Their party platforms place them worlds apart, but whether Democrats or Republicans rule the roost in D.C., the media and culture atmosphere in the district has remained largely the same over the past several years.
Betsy Rothstein of Fishbowl DC, a site that covers both D.C. politicians and the journalists who plague them, dispelled the notion that the city's social scene becomes livelier depending on which party is in power (at least in recent years).
That doesn't mean, however, that it doesn't get short-term boosts. For example, Rothstein said there was a jolt of excitement when Republicans took over the House in 2010, though the takeover failed to make any lasting effect.

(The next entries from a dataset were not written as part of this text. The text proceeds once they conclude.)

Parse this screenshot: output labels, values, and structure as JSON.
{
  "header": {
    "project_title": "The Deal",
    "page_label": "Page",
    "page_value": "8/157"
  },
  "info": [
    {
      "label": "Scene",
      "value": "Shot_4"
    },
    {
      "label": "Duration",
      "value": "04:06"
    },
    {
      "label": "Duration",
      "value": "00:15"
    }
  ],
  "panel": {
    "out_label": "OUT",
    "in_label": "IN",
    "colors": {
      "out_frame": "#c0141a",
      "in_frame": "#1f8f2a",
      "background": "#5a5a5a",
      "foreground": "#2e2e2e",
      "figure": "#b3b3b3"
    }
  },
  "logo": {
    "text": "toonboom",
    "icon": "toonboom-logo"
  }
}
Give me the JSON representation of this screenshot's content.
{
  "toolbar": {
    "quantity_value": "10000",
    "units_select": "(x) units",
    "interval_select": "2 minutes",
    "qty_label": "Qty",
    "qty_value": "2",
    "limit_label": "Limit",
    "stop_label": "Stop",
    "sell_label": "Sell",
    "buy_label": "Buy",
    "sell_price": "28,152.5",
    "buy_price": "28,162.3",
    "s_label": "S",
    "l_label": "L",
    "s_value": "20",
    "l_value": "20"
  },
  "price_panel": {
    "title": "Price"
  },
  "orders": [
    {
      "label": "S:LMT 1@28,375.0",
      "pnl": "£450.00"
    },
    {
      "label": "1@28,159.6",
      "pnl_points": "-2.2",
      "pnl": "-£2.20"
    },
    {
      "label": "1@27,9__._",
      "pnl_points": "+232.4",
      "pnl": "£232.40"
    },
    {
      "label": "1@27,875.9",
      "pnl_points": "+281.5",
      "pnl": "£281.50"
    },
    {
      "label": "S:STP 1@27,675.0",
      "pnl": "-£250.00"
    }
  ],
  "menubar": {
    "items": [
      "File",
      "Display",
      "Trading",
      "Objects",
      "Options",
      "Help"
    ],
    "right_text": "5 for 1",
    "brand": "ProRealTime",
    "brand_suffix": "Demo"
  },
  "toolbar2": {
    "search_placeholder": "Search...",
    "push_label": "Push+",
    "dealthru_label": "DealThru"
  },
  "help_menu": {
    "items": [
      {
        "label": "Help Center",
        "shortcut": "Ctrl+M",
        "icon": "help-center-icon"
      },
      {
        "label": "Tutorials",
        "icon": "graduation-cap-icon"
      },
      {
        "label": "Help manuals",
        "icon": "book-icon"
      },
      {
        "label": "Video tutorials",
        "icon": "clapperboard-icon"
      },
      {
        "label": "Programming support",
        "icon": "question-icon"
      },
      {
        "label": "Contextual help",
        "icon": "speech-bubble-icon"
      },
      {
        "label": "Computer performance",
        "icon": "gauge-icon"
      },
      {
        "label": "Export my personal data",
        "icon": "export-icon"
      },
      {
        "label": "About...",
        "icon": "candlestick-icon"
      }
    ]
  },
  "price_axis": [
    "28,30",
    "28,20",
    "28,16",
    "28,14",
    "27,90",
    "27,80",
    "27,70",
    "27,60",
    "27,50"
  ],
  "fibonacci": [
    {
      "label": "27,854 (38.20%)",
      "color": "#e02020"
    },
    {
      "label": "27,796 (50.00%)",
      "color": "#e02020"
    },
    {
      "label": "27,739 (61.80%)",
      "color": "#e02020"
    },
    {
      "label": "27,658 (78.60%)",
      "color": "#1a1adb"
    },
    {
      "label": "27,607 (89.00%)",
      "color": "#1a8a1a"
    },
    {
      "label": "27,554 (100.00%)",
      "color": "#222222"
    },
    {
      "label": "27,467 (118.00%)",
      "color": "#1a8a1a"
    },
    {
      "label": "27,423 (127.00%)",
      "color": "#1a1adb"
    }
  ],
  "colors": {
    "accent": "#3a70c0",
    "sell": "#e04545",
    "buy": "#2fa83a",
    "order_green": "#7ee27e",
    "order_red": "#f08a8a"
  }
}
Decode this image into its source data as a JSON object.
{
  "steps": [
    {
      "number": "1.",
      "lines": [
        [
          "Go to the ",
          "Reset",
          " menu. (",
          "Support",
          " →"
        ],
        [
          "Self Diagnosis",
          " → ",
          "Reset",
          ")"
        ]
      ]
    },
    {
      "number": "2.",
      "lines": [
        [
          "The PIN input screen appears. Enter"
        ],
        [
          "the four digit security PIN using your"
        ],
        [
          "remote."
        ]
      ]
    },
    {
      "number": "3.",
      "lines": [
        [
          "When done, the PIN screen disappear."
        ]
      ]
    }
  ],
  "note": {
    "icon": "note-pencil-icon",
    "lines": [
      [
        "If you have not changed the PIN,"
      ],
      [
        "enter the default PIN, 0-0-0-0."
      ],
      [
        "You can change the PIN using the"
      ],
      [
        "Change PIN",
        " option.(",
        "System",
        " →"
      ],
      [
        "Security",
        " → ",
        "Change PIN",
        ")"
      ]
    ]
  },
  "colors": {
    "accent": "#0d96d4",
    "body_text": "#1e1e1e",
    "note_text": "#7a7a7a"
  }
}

The atmosphere on Capitol Hill itself became an interesting paradox after that Republican takeover. The GOP freshman class, full of political novices and surrounded by the aura of the tea party, was something of a breath of fresh air to the Beltway old-timers scene, said one Hill source. But the source added there's still a big country club vs. real world mentality struggle going on right now within the GOP, whose most high-profile representative right now in D.C. is Speaker of the House John Boehner.
But Boehner is also a figure Rothstein identifies as one of the funnier lawmakers on the Hill, sporting a kind of dry humor in his willingness to make fun of reporters—all done, of course, in good fun.
Rothstein said lawmakers probably get more leeway in how bold a figure they can cut based on the district they represent and cited the example of Democrat Rep. Shelley Berkley, whose district includes Las Vegas.
"I think it really depends on where a lawmaker's from," Rothstein said.
Is there a party that makes life easier for journalists to get information? Rothstein indicated that may depend more on personality rather than party mantra. On 1600 Pennsylvania Avenue, for example, she said the Bush administration had a reputation for being "very controlled," whereas reporters seemed to be able to get through more to Obama's initial White House press secretary, Robert Gibbs.
"I don't know that I would say it's because Obama's a Democrat," Rothstein explained.
But if the politicians are interesting, the journalists who cover them are even more unique.
"From my perspective, and what I cover now, I see a lot of thin-skinned behavior from journalists, maybe double or triple the amount I saw covering lawmakers," Rothstein said.
While covering politicians may be intense, it's just as difficult keeping up with the journalists – "the most intense beat I've ever had even compared to covering members of Congress," Rothstein described it. The journalists in D.C. are, to quote a Hill source, on a "crusade." Reporters in the district give off the aura that they believe they're doing important work, and that they're on the Hill to make a difference.
But there's also a healthy dose of self-serving tied into this intensity. One Hill source called it the "keep your own jobs core" and talked about how a journalist sometimes will have to ask questions just to hold other journalists accountable. And "gotcha" journalism still plays a part in the D.C. scene, Rothstein said.
"Reporters, they want the Drudge hit," she said.
And D.C. as a whole, Rothstein agreed, simply takes itself too seriously.
"Well into the 90s," she responds when asked what percentage.
Democrat or Republican, some things never change.